#### What you need to do:
What lines below include the word "function"? Copy each one.

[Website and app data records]
>>>>>

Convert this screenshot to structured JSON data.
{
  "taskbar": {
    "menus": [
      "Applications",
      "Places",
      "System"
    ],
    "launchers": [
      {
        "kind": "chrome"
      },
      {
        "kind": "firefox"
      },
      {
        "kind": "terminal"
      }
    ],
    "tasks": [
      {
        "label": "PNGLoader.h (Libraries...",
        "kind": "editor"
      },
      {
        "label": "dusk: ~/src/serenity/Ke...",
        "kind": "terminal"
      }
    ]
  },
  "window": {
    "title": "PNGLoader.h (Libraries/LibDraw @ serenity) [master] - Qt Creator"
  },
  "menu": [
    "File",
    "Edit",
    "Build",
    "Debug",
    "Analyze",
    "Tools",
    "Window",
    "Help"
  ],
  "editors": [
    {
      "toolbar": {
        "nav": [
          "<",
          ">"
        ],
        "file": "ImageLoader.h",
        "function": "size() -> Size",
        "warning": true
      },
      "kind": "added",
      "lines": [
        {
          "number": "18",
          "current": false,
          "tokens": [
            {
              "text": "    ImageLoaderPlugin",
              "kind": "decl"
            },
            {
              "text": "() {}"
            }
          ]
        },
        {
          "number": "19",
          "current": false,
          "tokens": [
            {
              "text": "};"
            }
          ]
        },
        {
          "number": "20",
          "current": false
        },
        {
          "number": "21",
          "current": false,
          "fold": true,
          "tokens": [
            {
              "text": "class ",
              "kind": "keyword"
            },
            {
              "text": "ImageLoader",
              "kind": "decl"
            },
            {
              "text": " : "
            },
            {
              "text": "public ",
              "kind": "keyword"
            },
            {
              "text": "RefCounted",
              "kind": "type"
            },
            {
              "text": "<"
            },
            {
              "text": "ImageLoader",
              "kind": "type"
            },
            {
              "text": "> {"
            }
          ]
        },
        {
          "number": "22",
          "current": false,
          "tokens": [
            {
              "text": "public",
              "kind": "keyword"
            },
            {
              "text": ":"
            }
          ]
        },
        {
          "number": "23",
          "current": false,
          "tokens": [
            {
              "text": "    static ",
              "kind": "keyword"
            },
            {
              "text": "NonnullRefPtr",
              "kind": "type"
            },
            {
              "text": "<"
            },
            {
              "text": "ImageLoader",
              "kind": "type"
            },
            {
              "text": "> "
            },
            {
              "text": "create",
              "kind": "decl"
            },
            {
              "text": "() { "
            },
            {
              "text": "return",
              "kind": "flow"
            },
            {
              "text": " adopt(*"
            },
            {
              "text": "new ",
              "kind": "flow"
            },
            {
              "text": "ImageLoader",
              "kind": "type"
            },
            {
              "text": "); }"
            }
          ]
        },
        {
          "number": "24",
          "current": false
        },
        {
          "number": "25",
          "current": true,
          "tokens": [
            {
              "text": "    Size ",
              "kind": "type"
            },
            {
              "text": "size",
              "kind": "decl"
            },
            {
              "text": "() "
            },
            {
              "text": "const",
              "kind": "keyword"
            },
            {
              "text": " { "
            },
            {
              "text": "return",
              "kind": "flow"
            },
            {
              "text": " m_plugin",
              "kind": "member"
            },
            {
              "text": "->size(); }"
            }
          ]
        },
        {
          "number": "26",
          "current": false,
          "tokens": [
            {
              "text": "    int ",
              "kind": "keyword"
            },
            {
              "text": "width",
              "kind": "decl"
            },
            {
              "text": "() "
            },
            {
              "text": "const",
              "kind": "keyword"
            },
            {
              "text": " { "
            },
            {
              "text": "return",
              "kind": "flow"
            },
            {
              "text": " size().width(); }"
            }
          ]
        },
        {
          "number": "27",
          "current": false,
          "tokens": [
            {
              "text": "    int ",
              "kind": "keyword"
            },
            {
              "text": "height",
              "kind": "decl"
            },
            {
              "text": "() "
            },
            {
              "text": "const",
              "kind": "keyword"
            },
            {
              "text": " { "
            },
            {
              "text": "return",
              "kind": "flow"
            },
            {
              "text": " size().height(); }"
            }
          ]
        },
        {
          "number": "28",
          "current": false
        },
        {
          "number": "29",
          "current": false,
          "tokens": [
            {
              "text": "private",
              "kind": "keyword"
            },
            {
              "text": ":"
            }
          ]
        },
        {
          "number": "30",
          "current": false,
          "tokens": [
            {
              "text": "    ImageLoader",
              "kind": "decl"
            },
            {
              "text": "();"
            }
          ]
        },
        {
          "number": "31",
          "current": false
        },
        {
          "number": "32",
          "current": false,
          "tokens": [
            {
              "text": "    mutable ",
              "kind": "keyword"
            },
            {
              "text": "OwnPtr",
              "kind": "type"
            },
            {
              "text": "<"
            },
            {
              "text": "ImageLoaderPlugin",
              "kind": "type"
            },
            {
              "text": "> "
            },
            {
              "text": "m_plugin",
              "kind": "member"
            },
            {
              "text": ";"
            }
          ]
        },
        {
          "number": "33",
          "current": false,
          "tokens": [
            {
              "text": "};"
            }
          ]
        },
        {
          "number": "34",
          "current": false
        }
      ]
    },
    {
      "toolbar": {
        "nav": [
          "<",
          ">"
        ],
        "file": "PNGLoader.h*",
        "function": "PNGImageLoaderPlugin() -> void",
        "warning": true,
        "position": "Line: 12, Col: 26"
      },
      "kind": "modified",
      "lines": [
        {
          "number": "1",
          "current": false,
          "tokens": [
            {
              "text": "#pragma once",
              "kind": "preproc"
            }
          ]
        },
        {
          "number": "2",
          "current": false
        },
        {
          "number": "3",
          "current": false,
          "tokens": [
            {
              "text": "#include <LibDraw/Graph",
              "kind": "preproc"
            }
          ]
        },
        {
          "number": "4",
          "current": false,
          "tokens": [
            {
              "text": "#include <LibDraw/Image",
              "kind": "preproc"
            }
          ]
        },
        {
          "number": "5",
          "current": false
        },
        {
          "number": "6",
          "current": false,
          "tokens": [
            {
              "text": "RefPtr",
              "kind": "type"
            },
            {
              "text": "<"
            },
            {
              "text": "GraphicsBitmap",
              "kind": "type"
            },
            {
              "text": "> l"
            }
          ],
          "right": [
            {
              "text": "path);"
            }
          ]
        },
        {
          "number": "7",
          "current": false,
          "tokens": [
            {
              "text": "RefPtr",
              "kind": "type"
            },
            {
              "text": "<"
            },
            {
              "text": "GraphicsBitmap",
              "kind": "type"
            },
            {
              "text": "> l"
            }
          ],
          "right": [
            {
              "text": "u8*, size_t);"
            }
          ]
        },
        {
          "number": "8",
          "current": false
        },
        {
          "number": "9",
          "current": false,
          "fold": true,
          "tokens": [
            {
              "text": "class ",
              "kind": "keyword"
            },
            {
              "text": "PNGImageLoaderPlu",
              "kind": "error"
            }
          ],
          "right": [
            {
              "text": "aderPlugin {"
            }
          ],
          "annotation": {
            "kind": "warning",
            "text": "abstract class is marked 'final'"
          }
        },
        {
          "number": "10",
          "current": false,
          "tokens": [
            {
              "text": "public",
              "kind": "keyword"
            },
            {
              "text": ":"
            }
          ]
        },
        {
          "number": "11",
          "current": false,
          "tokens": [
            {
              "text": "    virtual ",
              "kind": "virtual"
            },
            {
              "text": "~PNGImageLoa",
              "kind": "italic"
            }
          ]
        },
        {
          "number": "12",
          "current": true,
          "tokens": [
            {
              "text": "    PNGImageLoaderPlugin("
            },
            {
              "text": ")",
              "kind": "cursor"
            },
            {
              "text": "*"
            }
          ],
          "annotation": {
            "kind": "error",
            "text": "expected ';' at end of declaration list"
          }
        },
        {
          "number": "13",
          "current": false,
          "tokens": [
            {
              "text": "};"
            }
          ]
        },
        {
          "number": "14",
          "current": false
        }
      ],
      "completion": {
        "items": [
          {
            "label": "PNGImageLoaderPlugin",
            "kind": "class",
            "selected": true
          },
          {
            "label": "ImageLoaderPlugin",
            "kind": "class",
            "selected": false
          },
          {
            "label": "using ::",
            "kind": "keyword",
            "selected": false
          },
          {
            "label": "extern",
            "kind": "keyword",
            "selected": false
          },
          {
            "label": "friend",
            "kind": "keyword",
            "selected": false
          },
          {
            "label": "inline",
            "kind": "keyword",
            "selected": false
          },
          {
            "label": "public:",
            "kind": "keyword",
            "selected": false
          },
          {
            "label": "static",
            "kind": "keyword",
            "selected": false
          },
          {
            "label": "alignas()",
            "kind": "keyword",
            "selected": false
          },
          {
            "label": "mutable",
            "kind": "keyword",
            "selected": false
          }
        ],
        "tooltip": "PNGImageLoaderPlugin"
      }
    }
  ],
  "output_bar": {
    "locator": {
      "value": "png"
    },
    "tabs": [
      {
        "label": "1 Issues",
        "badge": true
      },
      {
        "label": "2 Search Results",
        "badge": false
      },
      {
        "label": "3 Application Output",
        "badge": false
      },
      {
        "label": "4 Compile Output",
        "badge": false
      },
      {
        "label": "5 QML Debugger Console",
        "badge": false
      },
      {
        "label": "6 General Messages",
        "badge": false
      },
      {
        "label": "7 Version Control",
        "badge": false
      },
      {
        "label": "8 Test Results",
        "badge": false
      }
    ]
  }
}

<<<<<

#### Your solution:
        "function": "size() -> Size",
        "function": "PNGImageLoaderPlugin() -> void",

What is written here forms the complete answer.